In the early 70s, bottled and canned beer only made up a small proportion of the market, and it didn’t matter all that much when CAMRA decided to make bottle-conditioned beer, which was down to a small handful of products, the packaged equivalent of real ale. But in the longer term, as drinking increasingly moved from the pub to the home, this proved to be a strategic error. Bottle-conditioning is great for strong speciality brews but, because of the practical difficulties of storage, pouring and consistency, it is never going to be a realistic option for everyday quaffing beers, something that the brewers had realised long before they started dropping cask on draught. So, when all the well-known real ales started appearing in bottles, CAMRA lumped them in the same category as cans of Long Life, while encouraging small breweries to produce bottle-conditioned ales which qualified for “CAMRA says this is Real Ale” but were often highly inconsistent products that did not encourage repeat purchase. It’s commonplace for the drinkers who choose cask beer in the pub to buy the bottled versions for drinking at home and refer to them as “real ales”, even though strictly speaking they aren’t. Drinkers see the two as equivalent even if CAMRA doesn’t. One CAMRA magazine notoriously declares “tins are always very, very bad”. The likes of Beavertown might have something to say about that!

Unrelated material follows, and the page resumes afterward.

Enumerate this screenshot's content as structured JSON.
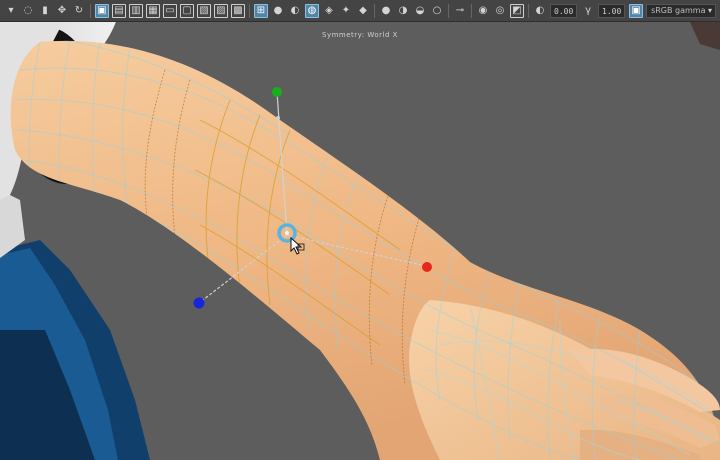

Forty years on, the beer scene is far more diverse than it was in the early days. Lager has come to dominate the market – much dull or indifferent, some truly excellent. We have imports from all over the world, the craft beer movement has brought a bewildering array of styles and flavours, and we have high-quality beers from small new breweries appearing in keg form, some of which technically qualify as real ale. The old certainties have gone, and it no longer makes any sense to dismiss entire categories of beer out of hand or suggest that the people who drink them are ill-informed. Most of us, including most CAMRA members, are to some extent “repertoire drinkers” now, and don’t religiously stick to the same product on grounds of principle. I rarely drink anything but cask in pubs, as I make a point of choosing pubs that serve decent cask, but I’m certainly not the kind of person who sits at a wedding drinking bitter lemon with a face like a wet weekend because the only beer available is Foster’s. If you want to encourage people to try something new, denigrating their current choice is not a good way to go about it. It is good news that CAMRA has at last officially recognised that championing Britain’s unique contribution to the beer world and a key part of our national heritage requires a positive, outward-looking approach rather than refighting the doctrinaire battles of forty years ago.